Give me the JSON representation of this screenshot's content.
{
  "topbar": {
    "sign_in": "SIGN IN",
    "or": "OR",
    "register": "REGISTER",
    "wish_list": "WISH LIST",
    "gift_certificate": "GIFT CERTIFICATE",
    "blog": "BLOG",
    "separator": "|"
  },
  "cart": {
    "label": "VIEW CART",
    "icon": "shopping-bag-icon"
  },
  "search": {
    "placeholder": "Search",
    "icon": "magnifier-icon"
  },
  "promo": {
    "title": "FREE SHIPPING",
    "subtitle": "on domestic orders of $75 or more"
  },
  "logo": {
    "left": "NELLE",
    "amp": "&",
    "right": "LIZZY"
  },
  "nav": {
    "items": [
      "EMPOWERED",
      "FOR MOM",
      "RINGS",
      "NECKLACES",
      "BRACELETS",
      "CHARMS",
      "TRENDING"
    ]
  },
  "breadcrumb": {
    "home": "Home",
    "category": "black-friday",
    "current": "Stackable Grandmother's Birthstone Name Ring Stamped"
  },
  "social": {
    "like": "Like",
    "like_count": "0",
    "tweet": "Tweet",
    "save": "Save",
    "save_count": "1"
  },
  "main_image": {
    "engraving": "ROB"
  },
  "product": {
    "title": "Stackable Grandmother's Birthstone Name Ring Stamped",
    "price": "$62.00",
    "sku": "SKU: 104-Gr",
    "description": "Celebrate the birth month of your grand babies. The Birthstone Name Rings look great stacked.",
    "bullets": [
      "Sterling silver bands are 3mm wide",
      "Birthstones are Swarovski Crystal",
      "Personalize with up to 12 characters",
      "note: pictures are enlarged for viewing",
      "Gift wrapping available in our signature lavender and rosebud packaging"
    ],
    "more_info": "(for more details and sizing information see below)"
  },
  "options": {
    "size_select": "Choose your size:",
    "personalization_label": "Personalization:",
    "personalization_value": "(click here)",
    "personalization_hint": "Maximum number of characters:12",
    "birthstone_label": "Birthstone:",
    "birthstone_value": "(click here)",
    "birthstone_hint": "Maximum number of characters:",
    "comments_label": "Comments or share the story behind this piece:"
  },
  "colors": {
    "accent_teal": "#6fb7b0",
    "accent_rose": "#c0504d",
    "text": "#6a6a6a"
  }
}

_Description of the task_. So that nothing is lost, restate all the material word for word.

_Reply to the exercise_.
Give me the JSON representation of this screenshot's content.
{
  "topbar": {
    "sign_in": "SIGN IN",
    "or": "OR",
    "register": "REGISTER",
    "wish_list": "WISH LIST",
    "gift_certificate": "GIFT CERTIFICATE",
    "blog": "BLOG",
    "separator": "|"
  },
  "cart": {
    "label": "VIEW CART",
    "icon": "shopping-bag-icon"
  },
  "search": {
    "placeholder": "Search",
    "icon": "magnifier-icon"
  },
  "promo": {
    "title": "FREE SHIPPING",
    "subtitle": "on domestic orders of $75 or more"
  },
  "logo": {
    "left": "NELLE",
    "amp": "&",
    "right": "LIZZY"
  },
  "nav": {
    "items": [
      "EMPOWERED",
      "FOR MOM",
      "RINGS",
      "NECKLACES",
      "BRACELETS",
      "CHARMS",
      "TRENDING"
    ]
  },
  "breadcrumb": {
    "home": "Home",
    "category": "black-friday",
    "current": "Stackable Grandmother's Birthstone Name Ring Stamped"
  },
  "social": {
    "like": "Like",
    "like_count": "0",
    "tweet": "Tweet",
    "save": "Save",
    "save_count": "1"
  },
  "main_image": {
    "engraving": "ROB"
  },
  "product": {
    "title": "Stackable Grandmother's Birthstone Name Ring Stamped",
    "price": "$62.00",
    "sku": "SKU: 104-Gr",
    "description": "Celebrate the birth month of your grand babies. The Birthstone Name Rings look great stacked.",
    "bullets": [
      "Sterling silver bands are 3mm wide",
      "Birthstones are Swarovski Crystal",
      "Personalize with up to 12 characters",
      "note: pictures are enlarged for viewing",
      "Gift wrapping available in our signature lavender and rosebud packaging"
    ],
    "more_info": "(for more details and sizing information see below)"
  },
  "options": {
    "size_select": "Choose your size:",
    "personalization_label": "Personalization:",
    "personalization_value": "(click here)",
    "personalization_hint": "Maximum number of characters:12",
    "birthstone_label": "Birthstone:",
    "birthstone_value": "(click here)",
    "birthstone_hint": "Maximum number of characters:",
    "comments_label": "Comments or share the story behind this piece:"
  },
  "colors": {
    "accent_teal": "#6fb7b0",
    "accent_rose": "#c0504d",
    "text": "#6a6a6a"
  }
}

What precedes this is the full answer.